- The jihadists will probably claim victory; after all, they drove out the “Great Satan,” much as they did with the Russians in the 1980s. This is a major concern, as 9/11 was the culmination of a nearly a decade’s worth of minor attacks that went unanswered by President Clinton. However, that’s where minding our own business and providing them with less money come into play, as well as the treaties I mentioned above. By minding our own business, we will blunt some of the jihadist propaganda. Secondly, without money they will have less success in attacking us in our own nation. Thirdly, should our intelligence see a threat, they can work with intelligence agencies in other nations and sign treaties and work together to deal with threats both before and as they arise. Lastly, should all else fail, we will have our own border control forces.
A clarification: I do not support an isolationist foreign policy platform, nor do I believe we have caused all of the world’s problems. The Middle East would have been a pit of peoples fighting among themselves even if America had never even sent a single dollar or troop there. However, other than supporting Israel and other allies with which we have treaties, or responding as we did after 9/11 to a direct threat on our nation, we should not be in that part of the world. The difficulty, of course- and this is why we have experts in government and the private sector- is striking the correct balance between leaving with our tail between our legs, thereby encouraging boldness by our enemies, and leaving with our heads held high without showing weakness.
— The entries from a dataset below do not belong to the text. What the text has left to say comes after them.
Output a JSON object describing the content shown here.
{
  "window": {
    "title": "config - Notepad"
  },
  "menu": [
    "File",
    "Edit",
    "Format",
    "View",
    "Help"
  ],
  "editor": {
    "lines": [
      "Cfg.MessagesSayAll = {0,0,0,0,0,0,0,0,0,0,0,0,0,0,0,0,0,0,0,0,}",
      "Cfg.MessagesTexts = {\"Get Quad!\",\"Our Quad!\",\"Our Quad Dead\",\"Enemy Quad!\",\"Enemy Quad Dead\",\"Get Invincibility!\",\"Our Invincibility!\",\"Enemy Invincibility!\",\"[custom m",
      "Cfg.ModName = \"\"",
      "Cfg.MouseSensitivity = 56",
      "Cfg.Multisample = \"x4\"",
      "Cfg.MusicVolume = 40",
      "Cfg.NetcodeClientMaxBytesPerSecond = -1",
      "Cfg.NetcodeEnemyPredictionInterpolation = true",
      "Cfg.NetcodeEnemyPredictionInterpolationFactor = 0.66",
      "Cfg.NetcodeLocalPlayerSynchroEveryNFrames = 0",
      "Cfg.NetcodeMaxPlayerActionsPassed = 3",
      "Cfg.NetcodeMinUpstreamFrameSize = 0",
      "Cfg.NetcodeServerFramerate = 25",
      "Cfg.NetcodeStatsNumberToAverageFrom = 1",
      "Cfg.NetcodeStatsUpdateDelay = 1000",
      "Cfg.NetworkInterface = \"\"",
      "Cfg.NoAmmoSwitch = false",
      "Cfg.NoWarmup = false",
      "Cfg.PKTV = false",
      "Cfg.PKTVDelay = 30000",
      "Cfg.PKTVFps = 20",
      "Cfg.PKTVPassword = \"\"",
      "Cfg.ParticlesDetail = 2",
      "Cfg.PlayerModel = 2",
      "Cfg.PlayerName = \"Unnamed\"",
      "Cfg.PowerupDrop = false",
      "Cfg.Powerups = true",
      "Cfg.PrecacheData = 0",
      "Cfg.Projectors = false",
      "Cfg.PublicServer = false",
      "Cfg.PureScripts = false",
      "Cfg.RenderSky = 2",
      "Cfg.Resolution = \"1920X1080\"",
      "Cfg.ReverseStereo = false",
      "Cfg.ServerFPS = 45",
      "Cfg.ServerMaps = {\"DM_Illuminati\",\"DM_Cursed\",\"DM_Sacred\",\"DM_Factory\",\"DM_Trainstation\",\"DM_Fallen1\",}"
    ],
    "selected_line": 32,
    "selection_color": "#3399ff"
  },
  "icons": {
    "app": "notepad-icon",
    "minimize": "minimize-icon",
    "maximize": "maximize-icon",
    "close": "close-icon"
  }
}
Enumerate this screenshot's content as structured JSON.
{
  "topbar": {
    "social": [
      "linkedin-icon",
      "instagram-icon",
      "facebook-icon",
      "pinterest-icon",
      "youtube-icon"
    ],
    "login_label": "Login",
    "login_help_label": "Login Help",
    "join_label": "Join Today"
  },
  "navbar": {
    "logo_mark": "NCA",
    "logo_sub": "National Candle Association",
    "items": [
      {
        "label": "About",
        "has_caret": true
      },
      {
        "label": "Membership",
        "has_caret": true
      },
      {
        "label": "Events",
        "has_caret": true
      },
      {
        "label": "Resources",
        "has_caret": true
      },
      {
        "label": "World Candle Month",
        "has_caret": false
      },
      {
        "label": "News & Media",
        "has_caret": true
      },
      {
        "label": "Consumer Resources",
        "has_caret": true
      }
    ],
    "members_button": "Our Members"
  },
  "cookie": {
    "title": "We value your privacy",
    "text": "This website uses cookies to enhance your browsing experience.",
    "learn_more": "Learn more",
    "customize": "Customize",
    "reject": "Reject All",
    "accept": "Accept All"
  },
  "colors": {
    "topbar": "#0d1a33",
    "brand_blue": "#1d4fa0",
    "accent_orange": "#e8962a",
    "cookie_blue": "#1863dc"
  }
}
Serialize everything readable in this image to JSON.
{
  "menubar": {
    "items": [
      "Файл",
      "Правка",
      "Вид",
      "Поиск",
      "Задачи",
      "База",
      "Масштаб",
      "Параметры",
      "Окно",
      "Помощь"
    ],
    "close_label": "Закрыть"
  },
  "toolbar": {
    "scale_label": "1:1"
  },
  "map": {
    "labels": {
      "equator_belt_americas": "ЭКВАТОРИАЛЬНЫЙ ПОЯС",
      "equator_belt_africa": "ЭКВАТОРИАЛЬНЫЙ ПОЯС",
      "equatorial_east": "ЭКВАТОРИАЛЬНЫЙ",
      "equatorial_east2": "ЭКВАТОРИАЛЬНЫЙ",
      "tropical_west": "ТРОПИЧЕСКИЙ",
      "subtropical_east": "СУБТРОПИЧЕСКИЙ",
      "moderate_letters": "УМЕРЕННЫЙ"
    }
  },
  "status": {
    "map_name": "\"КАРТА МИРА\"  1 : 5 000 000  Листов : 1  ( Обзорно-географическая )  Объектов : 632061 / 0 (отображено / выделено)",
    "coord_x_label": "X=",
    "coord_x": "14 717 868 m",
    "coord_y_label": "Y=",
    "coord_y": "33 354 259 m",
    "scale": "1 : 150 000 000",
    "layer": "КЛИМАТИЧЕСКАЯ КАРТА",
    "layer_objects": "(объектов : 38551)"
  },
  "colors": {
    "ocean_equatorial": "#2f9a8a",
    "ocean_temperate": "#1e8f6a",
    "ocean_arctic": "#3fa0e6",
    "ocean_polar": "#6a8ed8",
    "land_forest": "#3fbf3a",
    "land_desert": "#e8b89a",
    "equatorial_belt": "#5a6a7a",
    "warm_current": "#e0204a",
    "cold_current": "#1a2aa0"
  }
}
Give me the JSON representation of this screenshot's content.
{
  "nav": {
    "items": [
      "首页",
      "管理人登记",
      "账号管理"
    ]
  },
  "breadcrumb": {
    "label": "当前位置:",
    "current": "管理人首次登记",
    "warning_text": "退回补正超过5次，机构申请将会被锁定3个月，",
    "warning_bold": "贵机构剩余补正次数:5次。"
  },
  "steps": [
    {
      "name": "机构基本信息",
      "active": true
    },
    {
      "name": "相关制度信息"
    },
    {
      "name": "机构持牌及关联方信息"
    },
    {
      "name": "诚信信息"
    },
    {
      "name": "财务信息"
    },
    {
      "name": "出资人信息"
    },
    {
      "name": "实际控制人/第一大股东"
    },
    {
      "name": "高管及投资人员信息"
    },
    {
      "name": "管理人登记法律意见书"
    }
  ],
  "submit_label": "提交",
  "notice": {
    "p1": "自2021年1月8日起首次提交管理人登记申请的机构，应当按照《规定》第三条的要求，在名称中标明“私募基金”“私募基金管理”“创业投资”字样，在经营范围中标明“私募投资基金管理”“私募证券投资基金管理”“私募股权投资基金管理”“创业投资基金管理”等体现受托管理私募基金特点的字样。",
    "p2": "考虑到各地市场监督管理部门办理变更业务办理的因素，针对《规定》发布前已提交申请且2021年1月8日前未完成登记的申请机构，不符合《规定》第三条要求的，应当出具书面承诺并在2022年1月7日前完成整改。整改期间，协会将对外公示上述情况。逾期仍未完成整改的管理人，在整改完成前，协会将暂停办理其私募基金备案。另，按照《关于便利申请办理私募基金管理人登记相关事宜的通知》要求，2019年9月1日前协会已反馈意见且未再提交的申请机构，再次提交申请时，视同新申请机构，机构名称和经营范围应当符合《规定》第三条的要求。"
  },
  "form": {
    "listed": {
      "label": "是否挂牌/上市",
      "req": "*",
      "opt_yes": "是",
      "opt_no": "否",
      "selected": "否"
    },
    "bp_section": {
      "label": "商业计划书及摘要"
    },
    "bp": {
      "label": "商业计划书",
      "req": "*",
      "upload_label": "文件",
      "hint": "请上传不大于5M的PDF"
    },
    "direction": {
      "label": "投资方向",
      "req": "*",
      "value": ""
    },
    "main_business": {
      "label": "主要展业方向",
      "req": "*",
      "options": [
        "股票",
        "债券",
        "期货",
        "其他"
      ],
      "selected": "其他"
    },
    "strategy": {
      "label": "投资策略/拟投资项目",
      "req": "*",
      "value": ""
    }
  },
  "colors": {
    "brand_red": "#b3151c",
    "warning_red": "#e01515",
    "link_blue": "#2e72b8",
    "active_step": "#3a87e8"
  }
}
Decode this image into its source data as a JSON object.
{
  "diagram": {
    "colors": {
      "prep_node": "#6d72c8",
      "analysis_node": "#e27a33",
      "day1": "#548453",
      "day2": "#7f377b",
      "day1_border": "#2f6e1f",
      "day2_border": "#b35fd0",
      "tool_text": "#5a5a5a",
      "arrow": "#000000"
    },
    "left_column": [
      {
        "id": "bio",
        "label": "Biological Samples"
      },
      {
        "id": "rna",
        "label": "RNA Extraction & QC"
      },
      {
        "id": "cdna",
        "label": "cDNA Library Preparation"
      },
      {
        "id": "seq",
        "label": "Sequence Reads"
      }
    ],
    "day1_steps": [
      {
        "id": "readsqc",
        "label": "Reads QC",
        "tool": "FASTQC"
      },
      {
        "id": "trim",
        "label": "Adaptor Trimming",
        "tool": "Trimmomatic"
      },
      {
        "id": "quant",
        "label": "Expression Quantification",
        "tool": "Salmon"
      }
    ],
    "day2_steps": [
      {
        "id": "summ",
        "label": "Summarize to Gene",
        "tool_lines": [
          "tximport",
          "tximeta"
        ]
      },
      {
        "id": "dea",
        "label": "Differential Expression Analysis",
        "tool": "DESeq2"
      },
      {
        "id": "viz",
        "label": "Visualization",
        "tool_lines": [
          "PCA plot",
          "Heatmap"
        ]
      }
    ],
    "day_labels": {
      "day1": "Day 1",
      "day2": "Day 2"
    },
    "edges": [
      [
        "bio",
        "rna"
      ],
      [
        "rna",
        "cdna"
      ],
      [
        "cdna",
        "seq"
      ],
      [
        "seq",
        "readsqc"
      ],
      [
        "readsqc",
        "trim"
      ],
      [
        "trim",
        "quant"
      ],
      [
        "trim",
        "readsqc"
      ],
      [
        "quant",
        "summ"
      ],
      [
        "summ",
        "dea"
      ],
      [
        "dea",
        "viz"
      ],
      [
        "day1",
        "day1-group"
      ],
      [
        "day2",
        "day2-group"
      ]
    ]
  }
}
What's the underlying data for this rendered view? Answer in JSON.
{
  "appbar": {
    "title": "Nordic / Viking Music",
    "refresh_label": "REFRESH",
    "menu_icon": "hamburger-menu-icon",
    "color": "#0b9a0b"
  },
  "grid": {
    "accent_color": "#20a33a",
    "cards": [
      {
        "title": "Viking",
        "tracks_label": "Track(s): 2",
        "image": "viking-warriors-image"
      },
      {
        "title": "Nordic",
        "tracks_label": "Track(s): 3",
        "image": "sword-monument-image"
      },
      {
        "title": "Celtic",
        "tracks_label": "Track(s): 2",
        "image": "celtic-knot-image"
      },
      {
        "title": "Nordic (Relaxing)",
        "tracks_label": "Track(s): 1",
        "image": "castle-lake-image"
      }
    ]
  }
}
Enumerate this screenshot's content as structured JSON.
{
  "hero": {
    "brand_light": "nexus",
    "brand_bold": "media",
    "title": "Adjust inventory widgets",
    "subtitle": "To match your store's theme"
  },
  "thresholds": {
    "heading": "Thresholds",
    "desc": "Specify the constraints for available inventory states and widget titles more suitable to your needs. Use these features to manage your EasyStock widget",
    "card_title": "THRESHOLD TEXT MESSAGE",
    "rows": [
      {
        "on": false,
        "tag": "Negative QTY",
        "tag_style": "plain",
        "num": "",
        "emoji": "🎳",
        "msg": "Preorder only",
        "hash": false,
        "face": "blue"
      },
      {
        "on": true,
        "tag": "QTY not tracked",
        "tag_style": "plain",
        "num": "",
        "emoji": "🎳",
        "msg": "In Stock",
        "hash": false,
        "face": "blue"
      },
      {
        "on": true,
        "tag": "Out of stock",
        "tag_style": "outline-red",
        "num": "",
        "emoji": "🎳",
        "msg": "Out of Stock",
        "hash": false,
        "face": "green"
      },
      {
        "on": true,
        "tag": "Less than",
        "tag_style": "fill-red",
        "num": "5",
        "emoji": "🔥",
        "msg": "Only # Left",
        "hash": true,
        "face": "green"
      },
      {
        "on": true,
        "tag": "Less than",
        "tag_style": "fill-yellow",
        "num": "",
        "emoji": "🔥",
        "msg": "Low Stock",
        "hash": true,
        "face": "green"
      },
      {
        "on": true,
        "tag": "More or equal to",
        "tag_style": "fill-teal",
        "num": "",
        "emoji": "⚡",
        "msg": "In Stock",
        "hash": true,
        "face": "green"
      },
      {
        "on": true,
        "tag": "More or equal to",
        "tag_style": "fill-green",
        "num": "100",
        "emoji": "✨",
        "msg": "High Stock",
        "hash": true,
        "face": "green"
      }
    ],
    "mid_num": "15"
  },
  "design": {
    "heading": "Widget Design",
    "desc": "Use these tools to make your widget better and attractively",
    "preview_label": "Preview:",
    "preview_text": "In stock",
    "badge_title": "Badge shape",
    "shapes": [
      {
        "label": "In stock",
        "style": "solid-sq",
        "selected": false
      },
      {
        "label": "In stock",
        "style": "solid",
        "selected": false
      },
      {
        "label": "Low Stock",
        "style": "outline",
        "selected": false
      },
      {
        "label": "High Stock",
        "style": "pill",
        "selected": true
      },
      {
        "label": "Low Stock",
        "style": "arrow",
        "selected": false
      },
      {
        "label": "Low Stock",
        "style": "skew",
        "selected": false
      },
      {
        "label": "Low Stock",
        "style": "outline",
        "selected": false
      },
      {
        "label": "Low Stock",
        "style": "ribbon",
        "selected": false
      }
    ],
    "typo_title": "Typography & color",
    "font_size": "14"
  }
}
I think it is possible to do the latter by leaving now, though I admit the idea is balanced on a blade’s edge, and would require much delicate work.
It is difficult to say something is not worth vast amounts of effort- in this case, money and blood- put into it. It’s especially difficult when we have not won a major military conflict (except in 1991) since World War II. However, pride is only useful if those with the pride (i.e. politicians, think tank observers, etc.) are in the conflicts or are otherwise directly affected. Otherwise, the consequences of the pride are simply foisted onto those patriotic Americans who die or are maimed as a direct result of the pride. The delicate balance necessary to leave Afghanistan without handing a public relations boon to our terrorist enemies is an important step in owning up to the mistakes pride have bought us in the War on Terror.
*Originally published at DailyCaller.com.